What is needed
Type out all the data below, word for word.

Source data

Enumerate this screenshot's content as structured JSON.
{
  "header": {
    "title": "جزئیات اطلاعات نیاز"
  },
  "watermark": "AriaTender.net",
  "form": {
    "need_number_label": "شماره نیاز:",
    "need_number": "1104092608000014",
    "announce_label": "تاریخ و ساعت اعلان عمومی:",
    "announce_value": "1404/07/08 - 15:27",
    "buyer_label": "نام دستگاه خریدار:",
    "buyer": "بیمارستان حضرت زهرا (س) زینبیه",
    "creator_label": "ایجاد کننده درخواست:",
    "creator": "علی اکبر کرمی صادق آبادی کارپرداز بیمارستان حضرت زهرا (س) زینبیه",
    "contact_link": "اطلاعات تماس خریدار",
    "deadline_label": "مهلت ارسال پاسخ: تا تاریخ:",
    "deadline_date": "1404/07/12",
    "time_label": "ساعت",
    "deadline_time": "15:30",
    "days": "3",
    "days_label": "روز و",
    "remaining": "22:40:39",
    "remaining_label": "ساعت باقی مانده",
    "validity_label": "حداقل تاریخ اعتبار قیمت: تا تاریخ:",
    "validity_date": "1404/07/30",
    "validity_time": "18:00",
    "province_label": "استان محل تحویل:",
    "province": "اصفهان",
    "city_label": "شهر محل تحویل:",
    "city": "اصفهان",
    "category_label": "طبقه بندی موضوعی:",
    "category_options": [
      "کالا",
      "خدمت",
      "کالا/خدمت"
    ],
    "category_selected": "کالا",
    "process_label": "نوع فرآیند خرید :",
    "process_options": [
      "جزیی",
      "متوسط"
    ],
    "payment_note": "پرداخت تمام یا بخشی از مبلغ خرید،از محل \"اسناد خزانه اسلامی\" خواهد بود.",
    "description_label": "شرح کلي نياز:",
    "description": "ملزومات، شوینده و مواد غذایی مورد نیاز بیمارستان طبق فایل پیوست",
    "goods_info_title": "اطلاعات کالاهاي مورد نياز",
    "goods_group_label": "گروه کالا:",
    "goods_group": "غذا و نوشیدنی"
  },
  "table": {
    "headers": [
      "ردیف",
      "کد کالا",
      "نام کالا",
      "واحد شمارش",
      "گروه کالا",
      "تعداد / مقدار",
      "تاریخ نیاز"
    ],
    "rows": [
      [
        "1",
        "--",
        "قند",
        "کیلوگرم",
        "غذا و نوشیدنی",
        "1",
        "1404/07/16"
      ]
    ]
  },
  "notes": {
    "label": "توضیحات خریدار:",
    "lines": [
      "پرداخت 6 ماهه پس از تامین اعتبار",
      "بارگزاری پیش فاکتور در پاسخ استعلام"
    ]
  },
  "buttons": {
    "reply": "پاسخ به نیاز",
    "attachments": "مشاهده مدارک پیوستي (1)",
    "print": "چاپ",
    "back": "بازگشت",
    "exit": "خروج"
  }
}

Output for this exercise
Enumerate this screenshot's content as structured JSON.
{
  "header": {
    "title": "جزئیات اطلاعات نیاز"
  },
  "watermark": "AriaTender.net",
  "form": {
    "need_number_label": "شماره نیاز:",
    "need_number": "1104092608000014",
    "announce_label": "تاریخ و ساعت اعلان عمومی:",
    "announce_value": "1404/07/08 - 15:27",
    "buyer_label": "نام دستگاه خریدار:",
    "buyer": "بیمارستان حضرت زهرا (س) زینبیه",
    "creator_label": "ایجاد کننده درخواست:",
    "creator": "علی اکبر کرمی صادق آبادی کارپرداز بیمارستان حضرت زهرا (س) زینبیه",
    "contact_link": "اطلاعات تماس خریدار",
    "deadline_label": "مهلت ارسال پاسخ: تا تاریخ:",
    "deadline_date": "1404/07/12",
    "time_label": "ساعت",
    "deadline_time": "15:30",
    "days": "3",
    "days_label": "روز و",
    "remaining": "22:40:39",
    "remaining_label": "ساعت باقی مانده",
    "validity_label": "حداقل تاریخ اعتبار قیمت: تا تاریخ:",
    "validity_date": "1404/07/30",
    "validity_time": "18:00",
    "province_label": "استان محل تحویل:",
    "province": "اصفهان",
    "city_label": "شهر محل تحویل:",
    "city": "اصفهان",
    "category_label": "طبقه بندی موضوعی:",
    "category_options": [
      "کالا",
      "خدمت",
      "کالا/خدمت"
    ],
    "category_selected": "کالا",
    "process_label": "نوع فرآیند خرید :",
    "process_options": [
      "جزیی",
      "متوسط"
    ],
    "payment_note": "پرداخت تمام یا بخشی از مبلغ خرید،از محل \"اسناد خزانه اسلامی\" خواهد بود.",
    "description_label": "شرح کلي نياز:",
    "description": "ملزومات، شوینده و مواد غذایی مورد نیاز بیمارستان طبق فایل پیوست",
    "goods_info_title": "اطلاعات کالاهاي مورد نياز",
    "goods_group_label": "گروه کالا:",
    "goods_group": "غذا و نوشیدنی"
  },
  "table": {
    "headers": [
      "ردیف",
      "کد کالا",
      "نام کالا",
      "واحد شمارش",
      "گروه کالا",
      "تعداد / مقدار",
      "تاریخ نیاز"
    ],
    "rows": [
      [
        "1",
        "--",
        "قند",
        "کیلوگرم",
        "غذا و نوشیدنی",
        "1",
        "1404/07/16"
      ]
    ]
  },
  "notes": {
    "label": "توضیحات خریدار:",
    "lines": [
      "پرداخت 6 ماهه پس از تامین اعتبار",
      "بارگزاری پیش فاکتور در پاسخ استعلام"
    ]
  },
  "buttons": {
    "reply": "پاسخ به نیاز",
    "attachments": "مشاهده مدارک پیوستي (1)",
    "print": "چاپ",
    "back": "بازگشت",
    "exit": "خروج"
  }
}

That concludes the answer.